_TASK BRIEF_. Examine the listing below and state how many of its lines contain the word "desc". Write only the number.

● ● ● ● ●

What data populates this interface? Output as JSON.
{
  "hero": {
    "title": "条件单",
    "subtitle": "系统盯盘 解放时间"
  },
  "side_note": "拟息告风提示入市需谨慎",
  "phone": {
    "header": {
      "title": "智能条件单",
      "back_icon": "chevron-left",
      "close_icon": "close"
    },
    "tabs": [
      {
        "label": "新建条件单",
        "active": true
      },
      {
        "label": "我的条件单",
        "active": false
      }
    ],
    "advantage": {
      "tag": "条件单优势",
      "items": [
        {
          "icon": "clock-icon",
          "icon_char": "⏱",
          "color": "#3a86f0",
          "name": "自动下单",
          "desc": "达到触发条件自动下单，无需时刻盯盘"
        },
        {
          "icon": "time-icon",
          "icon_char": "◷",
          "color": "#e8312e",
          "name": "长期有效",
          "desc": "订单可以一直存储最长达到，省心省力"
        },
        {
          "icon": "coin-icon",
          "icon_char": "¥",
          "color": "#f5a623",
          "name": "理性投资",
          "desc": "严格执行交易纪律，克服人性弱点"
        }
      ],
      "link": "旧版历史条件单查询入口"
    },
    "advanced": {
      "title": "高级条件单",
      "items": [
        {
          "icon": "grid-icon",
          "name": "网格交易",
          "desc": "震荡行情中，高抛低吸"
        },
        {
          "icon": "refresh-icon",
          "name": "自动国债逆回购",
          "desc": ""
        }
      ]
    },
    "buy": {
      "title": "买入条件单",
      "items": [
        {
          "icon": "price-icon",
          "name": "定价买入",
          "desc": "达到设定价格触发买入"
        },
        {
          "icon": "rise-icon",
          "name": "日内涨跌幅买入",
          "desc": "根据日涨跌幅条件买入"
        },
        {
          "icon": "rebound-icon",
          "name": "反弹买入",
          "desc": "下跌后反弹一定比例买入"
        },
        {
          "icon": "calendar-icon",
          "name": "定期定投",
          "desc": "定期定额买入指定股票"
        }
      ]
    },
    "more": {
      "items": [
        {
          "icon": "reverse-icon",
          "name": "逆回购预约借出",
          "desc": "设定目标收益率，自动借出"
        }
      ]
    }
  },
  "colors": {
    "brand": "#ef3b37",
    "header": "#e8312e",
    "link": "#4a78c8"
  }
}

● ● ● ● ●

_OUTPUT OF THE EXERCISE_. 10